Doctor of Philosophy


Marsha Coker


persistence, athletics, motivation, medical school, higher education admissions


Educational Leadership
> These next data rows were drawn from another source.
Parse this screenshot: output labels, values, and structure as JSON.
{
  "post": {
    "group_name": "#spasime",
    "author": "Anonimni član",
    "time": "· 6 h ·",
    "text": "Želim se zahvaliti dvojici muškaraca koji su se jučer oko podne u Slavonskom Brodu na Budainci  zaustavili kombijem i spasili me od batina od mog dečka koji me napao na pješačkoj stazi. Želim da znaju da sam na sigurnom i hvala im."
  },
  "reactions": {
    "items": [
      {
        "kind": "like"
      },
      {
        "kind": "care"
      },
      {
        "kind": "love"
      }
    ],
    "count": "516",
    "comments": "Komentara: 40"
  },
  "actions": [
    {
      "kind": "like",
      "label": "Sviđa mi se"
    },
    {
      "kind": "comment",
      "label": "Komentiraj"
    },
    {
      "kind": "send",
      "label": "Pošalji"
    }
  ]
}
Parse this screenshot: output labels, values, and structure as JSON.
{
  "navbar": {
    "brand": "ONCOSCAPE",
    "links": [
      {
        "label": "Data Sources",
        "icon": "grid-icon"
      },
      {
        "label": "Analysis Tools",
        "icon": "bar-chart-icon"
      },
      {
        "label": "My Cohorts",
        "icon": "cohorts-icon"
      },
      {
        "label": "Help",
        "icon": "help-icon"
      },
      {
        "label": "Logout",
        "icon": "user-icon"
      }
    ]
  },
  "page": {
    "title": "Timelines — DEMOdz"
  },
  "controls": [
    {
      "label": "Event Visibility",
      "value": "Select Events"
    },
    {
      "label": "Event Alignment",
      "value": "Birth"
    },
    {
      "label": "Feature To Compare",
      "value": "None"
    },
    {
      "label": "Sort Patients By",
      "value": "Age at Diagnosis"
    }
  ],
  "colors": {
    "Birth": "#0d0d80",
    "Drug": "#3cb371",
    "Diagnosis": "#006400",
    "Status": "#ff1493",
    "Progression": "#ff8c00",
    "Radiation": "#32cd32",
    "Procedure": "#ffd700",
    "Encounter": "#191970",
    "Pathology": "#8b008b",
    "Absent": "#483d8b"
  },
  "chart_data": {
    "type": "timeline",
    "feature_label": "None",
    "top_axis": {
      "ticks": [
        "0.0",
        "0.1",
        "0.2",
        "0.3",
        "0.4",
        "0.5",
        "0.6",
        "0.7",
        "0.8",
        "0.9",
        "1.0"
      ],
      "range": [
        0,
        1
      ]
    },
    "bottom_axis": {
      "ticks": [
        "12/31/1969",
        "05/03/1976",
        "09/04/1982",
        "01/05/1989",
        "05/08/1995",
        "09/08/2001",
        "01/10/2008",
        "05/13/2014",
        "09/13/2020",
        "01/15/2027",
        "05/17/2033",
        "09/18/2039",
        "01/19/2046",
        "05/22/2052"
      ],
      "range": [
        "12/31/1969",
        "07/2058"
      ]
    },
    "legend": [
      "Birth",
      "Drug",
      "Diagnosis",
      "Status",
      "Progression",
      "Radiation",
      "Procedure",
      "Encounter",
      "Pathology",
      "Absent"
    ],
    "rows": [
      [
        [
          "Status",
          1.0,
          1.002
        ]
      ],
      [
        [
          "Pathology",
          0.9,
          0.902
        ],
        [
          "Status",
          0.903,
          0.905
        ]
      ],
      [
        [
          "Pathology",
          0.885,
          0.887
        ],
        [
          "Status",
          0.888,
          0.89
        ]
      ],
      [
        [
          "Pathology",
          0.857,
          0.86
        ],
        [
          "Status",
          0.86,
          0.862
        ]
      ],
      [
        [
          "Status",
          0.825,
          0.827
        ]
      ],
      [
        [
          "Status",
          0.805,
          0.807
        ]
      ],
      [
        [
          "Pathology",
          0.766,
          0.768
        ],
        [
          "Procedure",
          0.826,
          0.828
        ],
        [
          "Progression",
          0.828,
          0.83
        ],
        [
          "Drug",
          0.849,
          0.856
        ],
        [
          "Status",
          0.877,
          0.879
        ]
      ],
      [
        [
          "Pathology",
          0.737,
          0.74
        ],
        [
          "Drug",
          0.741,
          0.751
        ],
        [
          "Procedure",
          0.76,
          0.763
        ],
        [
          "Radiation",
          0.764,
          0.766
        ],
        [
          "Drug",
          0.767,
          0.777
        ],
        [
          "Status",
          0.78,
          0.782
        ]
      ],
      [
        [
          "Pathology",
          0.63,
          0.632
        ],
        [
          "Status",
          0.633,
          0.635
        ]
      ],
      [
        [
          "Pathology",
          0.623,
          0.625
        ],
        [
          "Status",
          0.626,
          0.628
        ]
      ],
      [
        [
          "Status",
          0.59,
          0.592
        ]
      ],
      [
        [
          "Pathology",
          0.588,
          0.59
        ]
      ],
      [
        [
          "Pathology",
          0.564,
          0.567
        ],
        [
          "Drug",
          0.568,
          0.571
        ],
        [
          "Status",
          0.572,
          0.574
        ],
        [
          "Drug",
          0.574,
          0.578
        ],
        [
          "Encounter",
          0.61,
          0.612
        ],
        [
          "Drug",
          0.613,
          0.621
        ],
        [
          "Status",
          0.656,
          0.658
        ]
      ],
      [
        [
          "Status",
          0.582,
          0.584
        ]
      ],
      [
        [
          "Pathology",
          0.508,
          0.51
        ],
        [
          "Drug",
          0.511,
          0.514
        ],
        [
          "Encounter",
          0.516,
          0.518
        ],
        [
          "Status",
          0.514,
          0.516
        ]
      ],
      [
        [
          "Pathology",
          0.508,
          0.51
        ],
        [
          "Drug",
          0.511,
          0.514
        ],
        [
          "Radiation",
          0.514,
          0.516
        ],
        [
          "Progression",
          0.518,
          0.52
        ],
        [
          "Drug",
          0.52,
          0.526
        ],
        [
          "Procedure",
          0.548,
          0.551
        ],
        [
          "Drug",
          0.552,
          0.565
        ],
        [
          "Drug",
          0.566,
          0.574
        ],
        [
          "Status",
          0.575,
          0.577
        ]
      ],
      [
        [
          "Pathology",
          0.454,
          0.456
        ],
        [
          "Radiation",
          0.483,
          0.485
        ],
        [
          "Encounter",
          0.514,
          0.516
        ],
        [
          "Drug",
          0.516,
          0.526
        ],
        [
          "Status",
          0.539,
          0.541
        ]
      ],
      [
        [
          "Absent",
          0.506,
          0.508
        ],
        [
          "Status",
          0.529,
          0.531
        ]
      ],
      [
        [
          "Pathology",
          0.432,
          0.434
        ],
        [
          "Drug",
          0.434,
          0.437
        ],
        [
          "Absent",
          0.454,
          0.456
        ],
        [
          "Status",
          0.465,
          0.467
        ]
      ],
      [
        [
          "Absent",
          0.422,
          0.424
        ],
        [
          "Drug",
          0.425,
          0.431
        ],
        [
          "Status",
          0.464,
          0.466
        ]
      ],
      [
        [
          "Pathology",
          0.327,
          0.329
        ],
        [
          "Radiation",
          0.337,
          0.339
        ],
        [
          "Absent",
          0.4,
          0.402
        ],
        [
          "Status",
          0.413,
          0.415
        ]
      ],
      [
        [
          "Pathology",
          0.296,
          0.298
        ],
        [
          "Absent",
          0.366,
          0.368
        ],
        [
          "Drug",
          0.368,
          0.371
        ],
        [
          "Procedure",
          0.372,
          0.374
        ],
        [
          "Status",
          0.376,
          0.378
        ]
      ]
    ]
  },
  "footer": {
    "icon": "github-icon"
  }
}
The purpose of this hermeneutic phenomenological study was to understand the experiences of former college-athletes who persist in medical school. The theories that guided this study were the achievement goal theory by Nicholls and the self-determination theory by Deci and Ryan, as each theory relates to the motivation to succeed in academics, as well as athletic participation. Eleven participants were purposefully selected to address the question: How do former college student-athletes describe their experiences in relation to the attributes and characteristics that allowed them to persist in medical school? The sub-research questions investigated certain experiences that may have helped them persist in medical school, the intersection of athletic motivation and medical school motivation, and their medical school experiences compared to their athletic experiences. This study attempted to provide the genuine voices of former college athletes who have persisted in medical school. Data was collected using document analysis, semi-structured interviews, a reflection essay, and focus groups. Data analysis was conducted in accordance with Moustakas, which included preparing and organizing the data, reducing the data into themes, and representing the data in a written form. Validity and trustworthiness were established by employing member checking, audit trails, and reflexivity. These student-athletes felt the experiences of playing a college sport aided them in their transition and their persistence in medical school. The research participants attributed this to their resiliency, their internal motivation, their ability to adapt, their regimented schedule, and ability to relate their medical school experience to their college athletic experience.